===== RECORDS FOR THIS TASK
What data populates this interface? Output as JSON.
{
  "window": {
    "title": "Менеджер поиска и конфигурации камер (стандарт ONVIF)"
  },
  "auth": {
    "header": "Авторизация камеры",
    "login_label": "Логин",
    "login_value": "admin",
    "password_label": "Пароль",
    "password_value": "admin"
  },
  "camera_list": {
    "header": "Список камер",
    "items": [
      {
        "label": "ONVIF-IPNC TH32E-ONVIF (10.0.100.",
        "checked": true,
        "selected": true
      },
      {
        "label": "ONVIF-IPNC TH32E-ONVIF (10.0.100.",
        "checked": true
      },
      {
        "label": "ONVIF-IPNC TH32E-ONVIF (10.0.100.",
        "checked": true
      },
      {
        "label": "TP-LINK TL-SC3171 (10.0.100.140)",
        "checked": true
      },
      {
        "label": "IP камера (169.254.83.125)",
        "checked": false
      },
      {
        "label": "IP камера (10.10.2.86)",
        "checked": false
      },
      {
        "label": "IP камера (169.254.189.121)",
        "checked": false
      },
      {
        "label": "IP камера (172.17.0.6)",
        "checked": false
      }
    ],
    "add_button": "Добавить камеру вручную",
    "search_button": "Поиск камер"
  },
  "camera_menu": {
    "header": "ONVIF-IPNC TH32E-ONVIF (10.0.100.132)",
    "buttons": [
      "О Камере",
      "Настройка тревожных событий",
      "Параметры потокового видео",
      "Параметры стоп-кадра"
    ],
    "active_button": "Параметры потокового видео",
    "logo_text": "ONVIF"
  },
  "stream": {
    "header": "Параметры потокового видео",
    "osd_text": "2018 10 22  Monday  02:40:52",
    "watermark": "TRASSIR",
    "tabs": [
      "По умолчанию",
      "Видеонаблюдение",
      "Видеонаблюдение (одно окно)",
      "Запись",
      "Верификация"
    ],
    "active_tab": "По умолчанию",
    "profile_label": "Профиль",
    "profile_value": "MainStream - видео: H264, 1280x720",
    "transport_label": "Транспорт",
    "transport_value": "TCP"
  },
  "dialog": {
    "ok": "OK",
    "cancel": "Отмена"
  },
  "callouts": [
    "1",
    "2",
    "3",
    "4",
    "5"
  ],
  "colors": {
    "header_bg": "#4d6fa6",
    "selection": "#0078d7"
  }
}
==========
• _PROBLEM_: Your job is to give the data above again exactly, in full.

• _SOLUTION TO THIS EXERCISE_:
What data populates this interface? Output as JSON.
{
  "window": {
    "title": "Менеджер поиска и конфигурации камер (стандарт ONVIF)"
  },
  "auth": {
    "header": "Авторизация камеры",
    "login_label": "Логин",
    "login_value": "admin",
    "password_label": "Пароль",
    "password_value": "admin"
  },
  "camera_list": {
    "header": "Список камер",
    "items": [
      {
        "label": "ONVIF-IPNC TH32E-ONVIF (10.0.100.",
        "checked": true,
        "selected": true
      },
      {
        "label": "ONVIF-IPNC TH32E-ONVIF (10.0.100.",
        "checked": true
      },
      {
        "label": "ONVIF-IPNC TH32E-ONVIF (10.0.100.",
        "checked": true
      },
      {
        "label": "TP-LINK TL-SC3171 (10.0.100.140)",
        "checked": true
      },
      {
        "label": "IP камера (169.254.83.125)",
        "checked": false
      },
      {
        "label": "IP камера (10.10.2.86)",
        "checked": false
      },
      {
        "label": "IP камера (169.254.189.121)",
        "checked": false
      },
      {
        "label": "IP камера (172.17.0.6)",
        "checked": false
      }
    ],
    "add_button": "Добавить камеру вручную",
    "search_button": "Поиск камер"
  },
  "camera_menu": {
    "header": "ONVIF-IPNC TH32E-ONVIF (10.0.100.132)",
    "buttons": [
      "О Камере",
      "Настройка тревожных событий",
      "Параметры потокового видео",
      "Параметры стоп-кадра"
    ],
    "active_button": "Параметры потокового видео",
    "logo_text": "ONVIF"
  },
  "stream": {
    "header": "Параметры потокового видео",
    "osd_text": "2018 10 22  Monday  02:40:52",
    "watermark": "TRASSIR",
    "tabs": [
      "По умолчанию",
      "Видеонаблюдение",
      "Видеонаблюдение (одно окно)",
      "Запись",
      "Верификация"
    ],
    "active_tab": "По умолчанию",
    "profile_label": "Профиль",
    "profile_value": "MainStream - видео: H264, 1280x720",
    "transport_label": "Транспорт",
    "transport_value": "TCP"
  },
  "dialog": {
    "ok": "OK",
    "cancel": "Отмена"
  },
  "callouts": [
    "1",
    "2",
    "3",
    "4",
    "5"
  ],
  "colors": {
    "header_bg": "#4d6fa6",
    "selection": "#0078d7"
  }
}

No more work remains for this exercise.